In relation to the relative stability of identity politics, queer is a set of practices that can be dipped in and out of. It simply does not matter about one’s sexual identity (or any identity, for that matter): ‘queer’ is what one does, rather than what one is. One can, therefore, be ‘straight’ (sexual identity) and ‘queer’ (gendered practices) at the same time. As David Halperin puts it:
Queer is by definition whatever is at odds with the normal, the legitimate, the dominant. There is nothing in particular to which it necessarily refers. It is an identity without an essence. (Halperin, 62)
In other words, queer will be the opposite of whatever dominates. Queer is innately transgressive, challenging, and subversive. Because of this as Judith Butler acknowledges, however, to be in gender (and this is inevitable – we all have one, after all) is to be perpetually in gender ‘trouble’. There is no essence – it is not located in the body. Helperin is not alone in his refusal to define queer. As Alan Sinfield writes, ‘the key proposition of queer theory is that wanting a coherent identity is both an intellectual mistake and a timid refusal to take on board the breadth of sexual potential’ (Sinfield, 84).

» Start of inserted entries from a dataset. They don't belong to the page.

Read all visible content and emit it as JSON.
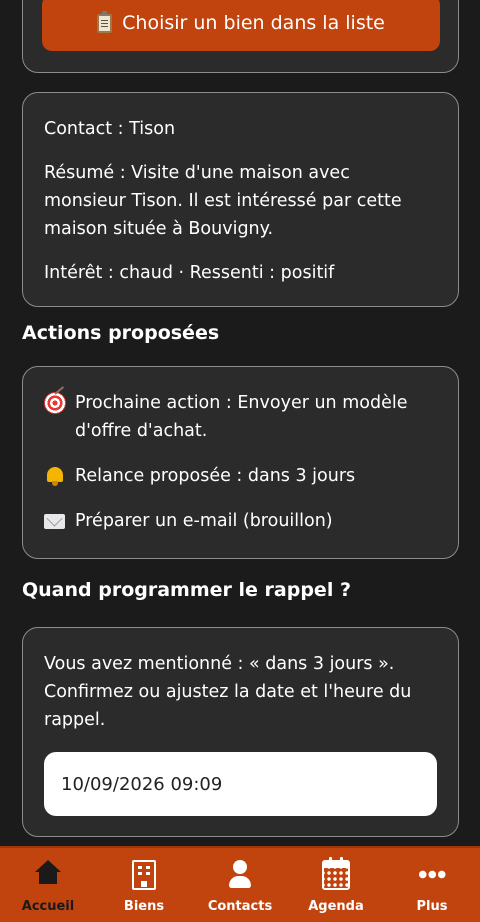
{
  "property_picker": {
    "button_label": "Choisir un bien dans la liste",
    "icon": "clipboard-icon"
  },
  "summary": {
    "contact": "Contact :  Tison",
    "resume": "Résumé : Visite d'une maison avec monsieur Tison. Il est intéressé par cette maison située à Bouvigny.",
    "interest_feeling": "Intérêt : chaud  ·  Ressenti : positif"
  },
  "actions": {
    "title": "Actions proposées",
    "items": [
      {
        "icon": "target-icon",
        "text": "Prochaine action : Envoyer un modèle d'offre d'achat."
      },
      {
        "icon": "bell-icon",
        "text": "Relance proposée : dans 3 jours"
      },
      {
        "icon": "envelope-icon",
        "text": "Préparer un e-mail (brouillon)"
      }
    ]
  },
  "reminder": {
    "title": "Quand programmer le rappel ?",
    "text": "Vous avez mentionné : « dans 3 jours ». Confirmez ou ajustez la date et l'heure du rappel.",
    "datetime_value": "10/09/2026 09:09"
  },
  "nav": {
    "items": [
      {
        "label": "Accueil",
        "icon": "home-icon",
        "active": true
      },
      {
        "label": "Biens",
        "icon": "building-icon",
        "active": false
      },
      {
        "label": "Contacts",
        "icon": "user-icon",
        "active": false
      },
      {
        "label": "Agenda",
        "icon": "calendar-icon",
        "active": false
      },
      {
        "label": "Plus",
        "icon": "more-dots-icon",
        "active": false
      }
    ]
  },
  "colors": {
    "background": "#1b1b1b",
    "card": "#2b2b2b",
    "accent": "#c1440e"
  }
}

Despite Halperin’s insistence that there is nothing to categorize queer, there are some things that we can refer to, however, as key to a queer reading. An analysis of heterocentrism, for example, and the attendant stable gender binaries, is almost always found. Queer readings are deconstructive, and post-structuralist: they read ‘natural’ structures as constructed, silences as speech and bodies as highly contested. Queer theorists, therefore, often prioritize the ‘collapsed’ binary in their readings, focusing particularly on the transgressive status of acting a gender in opposition to the body. Judith Butler’s definition of drag, for example, is a practice that reveals that all gender – not just those performed in drag – is a performance (like Sedgwick, Butler challenges the very idea of a sex/gender distinction: for Butler, it is all performative). Drag, transgender, same-sex desire, cross-dressing, tall women, sexually active children, women walking alone, men in a single-sex group, artificial insemination – all of these and more have the potential to be queer practices that challenge heterosexuality’s binary categories of gender.
Image ‘Rainbow’ by @Doug88888 (CC BY-NC-SA 2.0), via Flickr